Saturday, November 10, 2007

Medicinal Herbal Teas

There are a lot of people that take herbal medicines in the form of a tea for various reasons. Some of the basic reasons are that they don’t like the alcohol in tinctures or that the taste of decoctions are too strong. Teas are easy to prepare and easy to take, but there are things that you have to be aware of when taking teas as medicine.

The first issue is with quality control at the source. Unfortunately there are companies out there that are tapping into the lucrative natural health industry with no real expertise as to what constitutes a medicine and what is just simply a flavourful drink. One of the problems with quality is that companies will purchase the dried plant material left over after other herbal products have been made – such as essential oils. The problem with this is that the medicinal qualities of the plant have all been removed so you are left with inactive plant material that may have a nice taste but no real healing qualities to it. So be sure that the company you buy your teas from are reputable, use organic materials (preferably) and use the correct parts of the plants (leaf, root, flowers, etc) for a medicinal effect.

Once you are sure you have the right brand of tea, you now have to prepare it properly to gain the benefit of the plant. You want to avoid using the same teapot that you make black tea in due to the reaction of plant compounds with the high tannin content in your black tea pot. It is best to use ceramic, glass or china pots to boil and steep your tea. The correct portion is 1 heaped teaspoon to 1 cup of boiling water. You should let herbal teas steep for about 5-10 minutes before consuming. While you are steeping the tea it is important to keep a lid or cover over the pot to trap the volatile compounds (plant chemicals that will boil away in the heat) within the tea. If you do not cover the pot, these compounds will leave the tea in the form of steam and the tea will not be as effective as a result. Specific teas that should always be covered include Elderflowers, Peppermint, Juniper berries, Spearmint, Chamomile and Yarrow.

There are teas that are beneficial to have hot and then there are some that are best suited left to cool. Teas that are drunk hot are usually good for dealing with fevers (diaphoretics) and mucous build-up (expectorants) in your lungs during a cold or flu. Sedative teas used to help you sleep at night are also beneficial drunk hot. Teas that should be boiled and then left to cool are alteratives, which are plants used to help clean the blood, bitters to increase the appetite, diuretics to increase urine flow, vermifuges to expel worms and tonics to stimulate metabolism. There are some teas that do not need to be boiled at all, instead they are left in cold water or milk overnight and drunk the next day. If you need to sweeten your teas, it is best to use honey or an unrefined cane sugar.

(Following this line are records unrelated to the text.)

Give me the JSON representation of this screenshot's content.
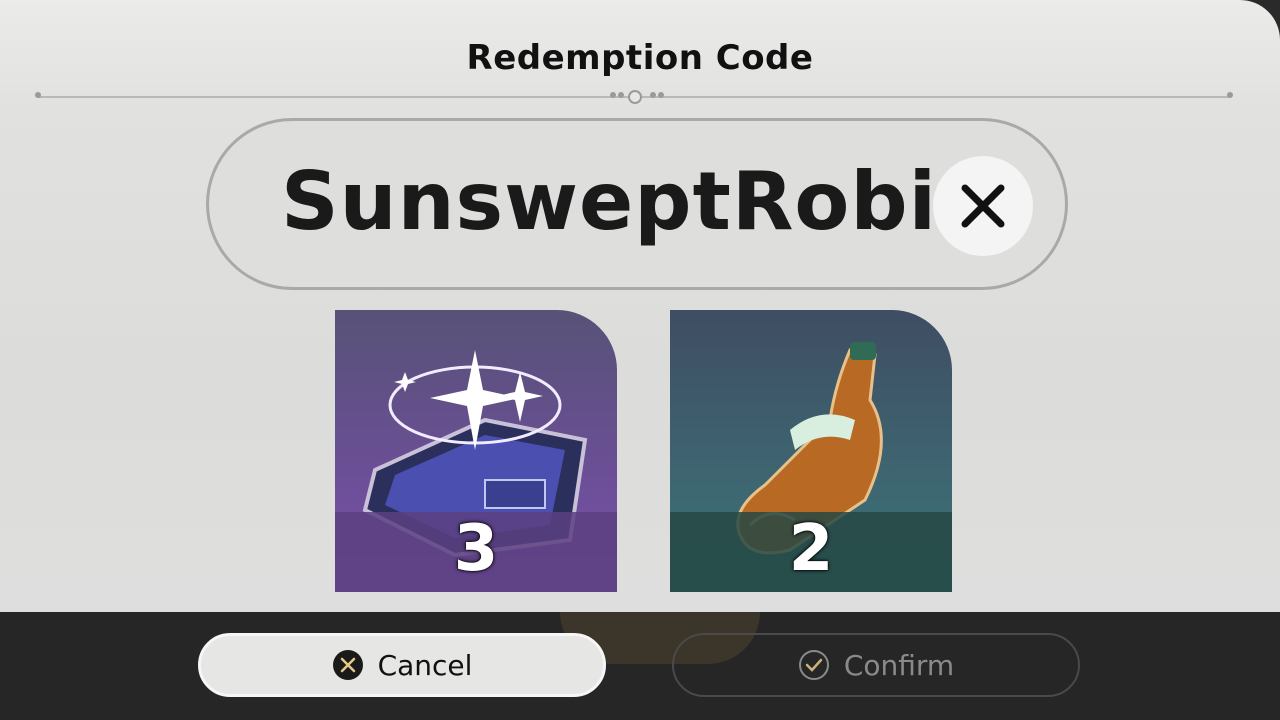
{
  "dialog": {
    "title": "Redemption Code",
    "code_value": "SunsweptRobin"
  },
  "rewards": [
    {
      "name": "book-item-icon",
      "count": "3"
    },
    {
      "name": "bottle-item-icon",
      "count": "2"
    }
  ],
  "buttons": {
    "cancel_label": "Cancel",
    "confirm_label": "Confirm"
  },
  "colors": {
    "dialog_bg": "#e1e1df",
    "bar_bg": "#262626",
    "reward1_bg": "#6a4f94",
    "reward2_bg": "#3e6470"
  }
}
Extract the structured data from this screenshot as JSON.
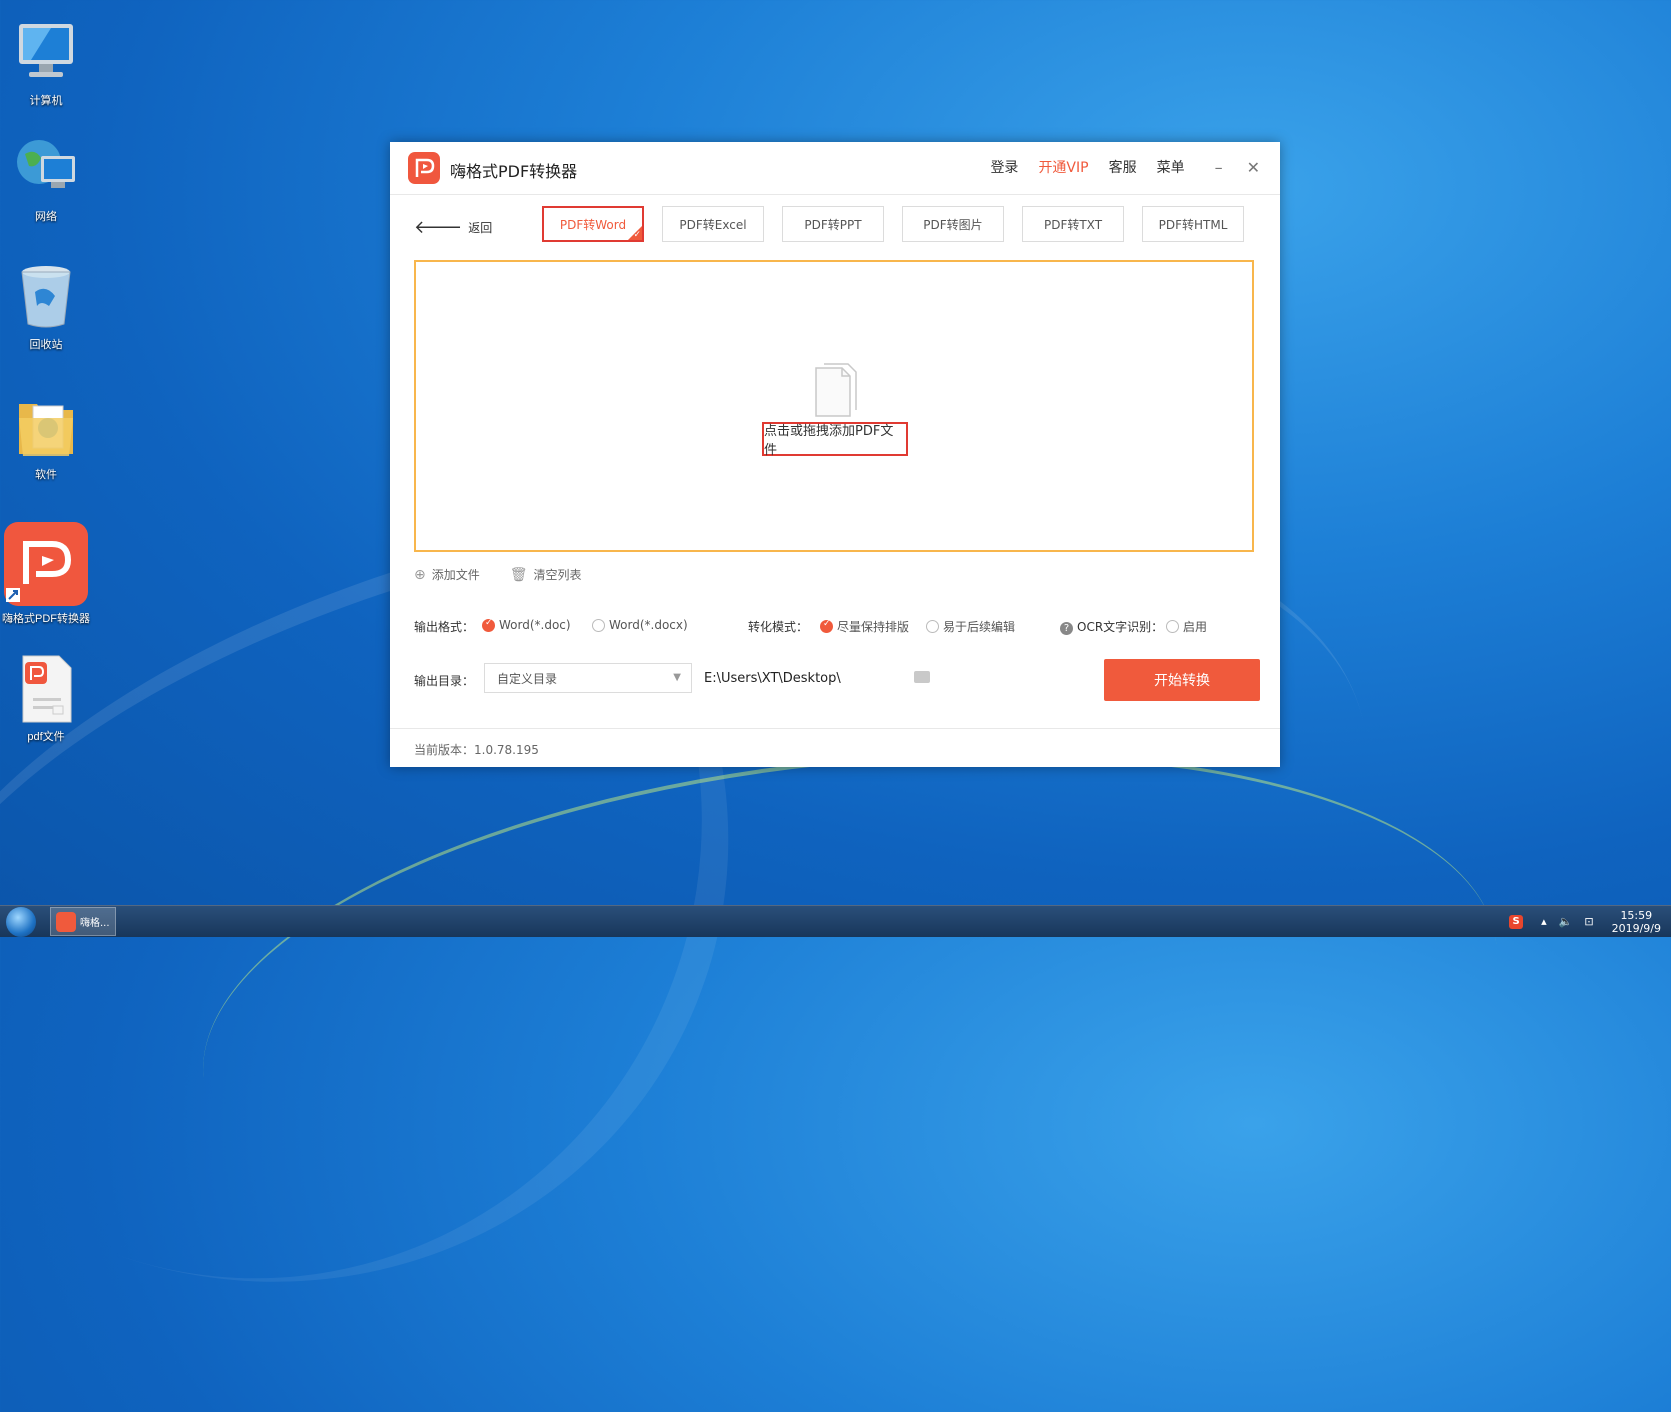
{
  "desktop": {
    "icons": [
      {
        "label": "计算机",
        "icon": "computer-icon"
      },
      {
        "label": "网络",
        "icon": "network-icon"
      },
      {
        "label": "回收站",
        "icon": "recycle-bin-icon"
      },
      {
        "label": "软件",
        "icon": "folder-icon"
      },
      {
        "label": "嗨格式PDF转换器",
        "icon": "pdf-converter-icon"
      },
      {
        "label": "pdf文件",
        "icon": "pdf-file-icon"
      }
    ]
  },
  "window": {
    "title": "嗨格式PDF转换器",
    "header_links": {
      "login": "登录",
      "vip": "开通VIP",
      "service": "客服",
      "menu": "菜单"
    },
    "controls": {
      "minimize": "–",
      "close": "✕"
    },
    "back_label": "返回",
    "tabs": [
      {
        "label": "PDF转Word",
        "active": true
      },
      {
        "label": "PDF转Excel"
      },
      {
        "label": "PDF转PPT"
      },
      {
        "label": "PDF转图片"
      },
      {
        "label": "PDF转TXT"
      },
      {
        "label": "PDF转HTML"
      }
    ],
    "dropzone_text": "点击或拖拽添加PDF文件",
    "actions": {
      "add_file": "添加文件",
      "clear_list": "清空列表"
    },
    "output_format": {
      "label": "输出格式：",
      "options": [
        {
          "label": "Word(*.doc)",
          "selected": true
        },
        {
          "label": "Word(*.docx)",
          "selected": false
        }
      ]
    },
    "convert_mode": {
      "label": "转化模式：",
      "options": [
        {
          "label": "尽量保持排版",
          "selected": true
        },
        {
          "label": "易于后续编辑",
          "selected": false
        }
      ]
    },
    "ocr": {
      "label": "OCR文字识别：",
      "option": "启用",
      "help": "?"
    },
    "output_dir": {
      "label": "输出目录：",
      "select_value": "自定义目录",
      "path": "E:\\Users\\XT\\Desktop\\"
    },
    "start_button": "开始转换",
    "version": "当前版本：1.0.78.195"
  },
  "taskbar": {
    "app_label": "嗨格...",
    "time": "15:59",
    "date": "2019/9/9"
  },
  "colors": {
    "accent": "#f05a3c",
    "highlight_border": "#e03a32",
    "dropzone_border": "#f8b64c"
  }
}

Finally, now that you have your tea made, how often do you take it? The answer is different for each reason. For sleep, it is best to take it about 1-2 hours prior to bedtime, for appetite, take just prior to eating a meal. To calm indigestion, drink Peppermint tea after your meals. Most teas can be drunk freely through the day, but for medicinal effects I would recommend at least 3 cups throughout the day. There was a point in British history that Herbalists were banned from administering any form of oral medicine including teas. One Herbalist got around this by making teas and adding them to foot baths that patients would bathe their feet in. Amazingly, patients received the same benefit as if they had drunk the tea! Today Herbalists will still recommend to some patients to add teas to their baths to help with many conditions especially sleep aids, skin conditions and stress for children and adults. To do this, simply brew 2 cups of tea first and add to the running water in the bath, or place the dried herbs in a muslin cloth and let the herbs sit under the running water while the bathtub fills. A great example of this is to use oats for a milky bath that is great for skin rashes and psoriasis. Enjoy!